══ Given information

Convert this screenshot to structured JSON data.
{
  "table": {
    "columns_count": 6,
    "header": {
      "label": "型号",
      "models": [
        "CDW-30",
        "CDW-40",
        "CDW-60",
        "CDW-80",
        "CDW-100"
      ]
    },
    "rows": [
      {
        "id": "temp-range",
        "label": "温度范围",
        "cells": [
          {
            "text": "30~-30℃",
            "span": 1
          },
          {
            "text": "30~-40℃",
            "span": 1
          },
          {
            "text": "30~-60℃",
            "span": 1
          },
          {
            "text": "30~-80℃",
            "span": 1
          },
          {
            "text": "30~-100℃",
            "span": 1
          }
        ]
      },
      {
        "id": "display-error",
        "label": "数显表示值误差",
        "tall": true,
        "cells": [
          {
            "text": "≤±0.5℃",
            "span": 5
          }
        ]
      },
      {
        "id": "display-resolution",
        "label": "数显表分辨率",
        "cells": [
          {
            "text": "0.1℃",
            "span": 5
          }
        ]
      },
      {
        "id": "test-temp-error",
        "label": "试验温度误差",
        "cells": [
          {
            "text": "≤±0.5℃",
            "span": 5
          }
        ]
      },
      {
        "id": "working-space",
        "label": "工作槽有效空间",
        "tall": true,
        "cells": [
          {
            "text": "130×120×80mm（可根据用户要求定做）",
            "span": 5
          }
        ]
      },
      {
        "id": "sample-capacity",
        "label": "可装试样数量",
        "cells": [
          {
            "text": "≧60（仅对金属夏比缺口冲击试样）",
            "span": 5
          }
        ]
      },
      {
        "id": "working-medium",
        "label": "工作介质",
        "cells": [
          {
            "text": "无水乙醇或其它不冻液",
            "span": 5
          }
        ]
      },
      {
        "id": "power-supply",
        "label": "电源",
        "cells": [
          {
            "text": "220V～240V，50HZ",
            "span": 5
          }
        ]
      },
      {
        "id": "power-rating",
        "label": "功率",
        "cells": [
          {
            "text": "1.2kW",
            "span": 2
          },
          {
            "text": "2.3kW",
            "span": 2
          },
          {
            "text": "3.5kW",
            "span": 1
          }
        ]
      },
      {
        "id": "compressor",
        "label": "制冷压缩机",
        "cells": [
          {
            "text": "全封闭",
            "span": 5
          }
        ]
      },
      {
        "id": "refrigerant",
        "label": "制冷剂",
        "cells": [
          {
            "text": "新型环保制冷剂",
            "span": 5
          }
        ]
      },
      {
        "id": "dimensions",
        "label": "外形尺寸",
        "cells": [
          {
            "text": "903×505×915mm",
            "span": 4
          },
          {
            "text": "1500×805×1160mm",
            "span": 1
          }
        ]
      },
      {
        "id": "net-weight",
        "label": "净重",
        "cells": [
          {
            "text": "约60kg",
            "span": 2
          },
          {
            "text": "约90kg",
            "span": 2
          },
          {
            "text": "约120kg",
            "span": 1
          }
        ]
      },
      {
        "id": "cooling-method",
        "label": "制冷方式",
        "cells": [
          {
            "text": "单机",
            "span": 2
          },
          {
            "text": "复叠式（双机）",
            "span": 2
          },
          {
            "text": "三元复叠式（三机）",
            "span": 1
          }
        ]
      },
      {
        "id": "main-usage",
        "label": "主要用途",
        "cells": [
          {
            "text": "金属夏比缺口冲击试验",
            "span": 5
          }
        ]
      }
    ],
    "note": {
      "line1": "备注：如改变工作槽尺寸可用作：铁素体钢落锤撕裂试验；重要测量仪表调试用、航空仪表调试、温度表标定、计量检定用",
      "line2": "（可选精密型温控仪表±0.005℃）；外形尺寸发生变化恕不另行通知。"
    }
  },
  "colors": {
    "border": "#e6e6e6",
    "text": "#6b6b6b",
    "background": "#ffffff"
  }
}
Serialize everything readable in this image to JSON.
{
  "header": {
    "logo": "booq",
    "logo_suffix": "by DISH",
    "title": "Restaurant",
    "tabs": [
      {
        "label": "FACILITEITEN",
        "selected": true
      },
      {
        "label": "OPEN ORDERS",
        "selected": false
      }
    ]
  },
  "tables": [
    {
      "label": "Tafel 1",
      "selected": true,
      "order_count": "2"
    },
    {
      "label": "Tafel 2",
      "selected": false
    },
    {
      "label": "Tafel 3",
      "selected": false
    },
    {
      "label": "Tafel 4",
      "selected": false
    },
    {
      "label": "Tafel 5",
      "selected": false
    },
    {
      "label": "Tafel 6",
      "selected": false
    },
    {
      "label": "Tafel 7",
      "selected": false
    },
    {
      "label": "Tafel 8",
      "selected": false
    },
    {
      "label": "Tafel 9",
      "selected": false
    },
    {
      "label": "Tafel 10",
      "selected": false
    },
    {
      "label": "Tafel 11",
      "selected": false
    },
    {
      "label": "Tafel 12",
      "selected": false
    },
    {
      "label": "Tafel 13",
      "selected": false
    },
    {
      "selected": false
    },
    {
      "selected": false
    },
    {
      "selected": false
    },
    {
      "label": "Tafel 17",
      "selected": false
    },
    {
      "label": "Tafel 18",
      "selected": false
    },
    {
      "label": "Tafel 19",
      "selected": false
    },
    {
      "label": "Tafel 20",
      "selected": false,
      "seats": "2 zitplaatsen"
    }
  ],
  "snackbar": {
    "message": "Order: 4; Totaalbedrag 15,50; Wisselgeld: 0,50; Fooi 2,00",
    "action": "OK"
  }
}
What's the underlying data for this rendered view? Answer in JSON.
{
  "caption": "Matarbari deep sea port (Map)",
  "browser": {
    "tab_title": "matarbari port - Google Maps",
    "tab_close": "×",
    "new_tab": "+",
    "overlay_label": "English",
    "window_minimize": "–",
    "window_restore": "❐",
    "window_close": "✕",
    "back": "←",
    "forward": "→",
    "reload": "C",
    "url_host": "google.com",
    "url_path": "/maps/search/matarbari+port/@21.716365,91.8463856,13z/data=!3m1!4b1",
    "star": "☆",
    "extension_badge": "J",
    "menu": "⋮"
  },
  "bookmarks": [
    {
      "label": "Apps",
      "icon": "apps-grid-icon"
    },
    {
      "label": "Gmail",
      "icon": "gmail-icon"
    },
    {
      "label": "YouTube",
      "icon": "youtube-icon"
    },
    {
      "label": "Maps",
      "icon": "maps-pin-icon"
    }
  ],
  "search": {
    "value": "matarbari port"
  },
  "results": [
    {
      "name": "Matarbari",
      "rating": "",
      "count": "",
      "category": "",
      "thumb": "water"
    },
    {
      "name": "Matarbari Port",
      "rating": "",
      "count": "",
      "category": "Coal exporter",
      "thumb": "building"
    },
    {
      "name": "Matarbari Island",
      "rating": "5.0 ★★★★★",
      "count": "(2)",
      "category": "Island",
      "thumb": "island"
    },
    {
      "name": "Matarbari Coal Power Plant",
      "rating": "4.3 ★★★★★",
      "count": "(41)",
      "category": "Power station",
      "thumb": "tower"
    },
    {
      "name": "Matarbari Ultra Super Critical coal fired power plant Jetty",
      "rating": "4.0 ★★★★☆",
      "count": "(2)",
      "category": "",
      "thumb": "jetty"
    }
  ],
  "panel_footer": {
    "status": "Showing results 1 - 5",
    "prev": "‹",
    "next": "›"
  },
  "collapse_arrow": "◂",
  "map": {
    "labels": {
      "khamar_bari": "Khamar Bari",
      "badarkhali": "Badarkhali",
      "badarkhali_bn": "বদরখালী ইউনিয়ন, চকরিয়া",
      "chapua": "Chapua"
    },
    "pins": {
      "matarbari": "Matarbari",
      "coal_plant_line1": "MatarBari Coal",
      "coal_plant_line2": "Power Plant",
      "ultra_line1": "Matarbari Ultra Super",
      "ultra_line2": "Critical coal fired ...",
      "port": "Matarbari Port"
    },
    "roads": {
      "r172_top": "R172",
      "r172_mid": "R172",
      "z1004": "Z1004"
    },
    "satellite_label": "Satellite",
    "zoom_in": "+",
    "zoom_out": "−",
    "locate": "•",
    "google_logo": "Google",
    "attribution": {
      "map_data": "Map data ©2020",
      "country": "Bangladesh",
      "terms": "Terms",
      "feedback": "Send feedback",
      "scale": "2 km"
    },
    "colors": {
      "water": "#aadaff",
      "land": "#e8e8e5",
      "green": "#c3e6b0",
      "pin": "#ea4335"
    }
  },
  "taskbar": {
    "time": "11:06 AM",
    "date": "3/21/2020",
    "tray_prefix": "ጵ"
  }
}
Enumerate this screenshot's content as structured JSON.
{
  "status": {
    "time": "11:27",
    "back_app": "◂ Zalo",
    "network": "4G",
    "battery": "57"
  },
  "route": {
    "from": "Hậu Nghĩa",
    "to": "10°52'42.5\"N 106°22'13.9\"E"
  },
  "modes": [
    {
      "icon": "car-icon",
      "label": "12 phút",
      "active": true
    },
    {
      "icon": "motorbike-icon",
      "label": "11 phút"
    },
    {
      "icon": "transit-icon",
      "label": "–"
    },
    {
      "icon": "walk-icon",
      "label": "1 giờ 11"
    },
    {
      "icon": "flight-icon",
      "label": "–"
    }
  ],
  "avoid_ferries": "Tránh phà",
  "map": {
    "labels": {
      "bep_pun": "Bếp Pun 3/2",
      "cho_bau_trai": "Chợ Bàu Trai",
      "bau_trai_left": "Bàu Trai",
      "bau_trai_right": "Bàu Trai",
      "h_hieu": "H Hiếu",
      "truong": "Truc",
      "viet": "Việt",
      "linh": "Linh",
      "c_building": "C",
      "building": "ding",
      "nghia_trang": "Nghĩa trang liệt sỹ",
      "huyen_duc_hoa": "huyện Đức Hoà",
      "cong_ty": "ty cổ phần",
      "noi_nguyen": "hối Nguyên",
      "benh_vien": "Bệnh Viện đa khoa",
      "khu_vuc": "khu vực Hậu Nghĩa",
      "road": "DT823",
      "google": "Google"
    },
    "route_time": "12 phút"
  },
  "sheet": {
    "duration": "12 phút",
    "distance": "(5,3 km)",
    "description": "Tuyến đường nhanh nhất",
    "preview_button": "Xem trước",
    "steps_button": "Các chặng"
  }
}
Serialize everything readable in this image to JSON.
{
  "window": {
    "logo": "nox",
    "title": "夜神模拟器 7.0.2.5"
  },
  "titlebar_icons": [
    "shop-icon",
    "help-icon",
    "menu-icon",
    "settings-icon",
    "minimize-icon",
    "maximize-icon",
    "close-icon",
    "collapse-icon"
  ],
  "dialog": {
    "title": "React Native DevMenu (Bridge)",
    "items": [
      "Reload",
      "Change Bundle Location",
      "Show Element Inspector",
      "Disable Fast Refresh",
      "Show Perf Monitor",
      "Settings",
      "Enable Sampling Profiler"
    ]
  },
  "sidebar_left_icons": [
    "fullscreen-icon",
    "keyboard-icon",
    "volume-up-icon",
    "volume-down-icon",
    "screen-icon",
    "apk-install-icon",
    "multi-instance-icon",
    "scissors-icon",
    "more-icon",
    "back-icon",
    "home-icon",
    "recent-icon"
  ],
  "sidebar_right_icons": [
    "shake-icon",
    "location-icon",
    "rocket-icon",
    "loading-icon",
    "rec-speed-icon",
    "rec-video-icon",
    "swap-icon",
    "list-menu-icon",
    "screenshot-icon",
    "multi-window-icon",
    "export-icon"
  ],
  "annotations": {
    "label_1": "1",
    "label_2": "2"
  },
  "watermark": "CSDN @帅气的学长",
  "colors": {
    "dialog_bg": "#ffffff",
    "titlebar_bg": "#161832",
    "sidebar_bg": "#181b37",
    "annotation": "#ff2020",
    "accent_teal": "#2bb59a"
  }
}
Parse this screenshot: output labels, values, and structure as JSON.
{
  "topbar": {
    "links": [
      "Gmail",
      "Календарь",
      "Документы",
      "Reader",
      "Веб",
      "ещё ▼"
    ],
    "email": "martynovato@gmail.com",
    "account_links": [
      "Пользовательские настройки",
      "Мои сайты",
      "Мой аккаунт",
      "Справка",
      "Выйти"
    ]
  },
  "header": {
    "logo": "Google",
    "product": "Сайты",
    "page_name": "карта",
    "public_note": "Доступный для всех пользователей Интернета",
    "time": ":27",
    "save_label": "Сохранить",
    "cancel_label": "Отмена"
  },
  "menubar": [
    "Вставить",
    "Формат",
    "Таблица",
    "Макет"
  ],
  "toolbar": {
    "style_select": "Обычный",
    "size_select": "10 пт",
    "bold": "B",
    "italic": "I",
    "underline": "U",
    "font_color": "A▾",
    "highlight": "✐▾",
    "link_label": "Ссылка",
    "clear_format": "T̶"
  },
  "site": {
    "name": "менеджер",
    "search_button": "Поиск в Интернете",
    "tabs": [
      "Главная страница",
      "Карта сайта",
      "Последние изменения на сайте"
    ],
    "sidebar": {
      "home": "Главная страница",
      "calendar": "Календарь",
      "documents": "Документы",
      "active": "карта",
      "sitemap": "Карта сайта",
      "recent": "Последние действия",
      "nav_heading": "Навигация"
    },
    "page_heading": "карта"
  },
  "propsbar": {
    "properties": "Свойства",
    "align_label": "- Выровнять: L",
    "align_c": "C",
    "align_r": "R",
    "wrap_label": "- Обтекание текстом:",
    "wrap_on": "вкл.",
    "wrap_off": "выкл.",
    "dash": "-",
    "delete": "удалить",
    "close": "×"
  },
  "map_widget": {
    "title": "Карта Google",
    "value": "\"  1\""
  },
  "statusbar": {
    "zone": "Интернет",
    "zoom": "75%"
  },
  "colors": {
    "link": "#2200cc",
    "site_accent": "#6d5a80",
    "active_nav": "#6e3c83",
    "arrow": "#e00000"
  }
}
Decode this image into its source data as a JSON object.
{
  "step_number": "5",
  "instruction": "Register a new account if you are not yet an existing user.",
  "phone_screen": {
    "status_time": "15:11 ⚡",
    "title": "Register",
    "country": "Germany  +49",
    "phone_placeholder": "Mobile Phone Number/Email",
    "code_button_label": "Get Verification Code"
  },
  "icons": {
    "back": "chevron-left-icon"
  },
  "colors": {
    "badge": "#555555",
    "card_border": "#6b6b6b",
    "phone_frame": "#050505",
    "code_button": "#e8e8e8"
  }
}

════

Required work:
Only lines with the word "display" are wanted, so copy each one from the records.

Solution to this problem:
        "id": "display-error",
        "id": "display-resolution",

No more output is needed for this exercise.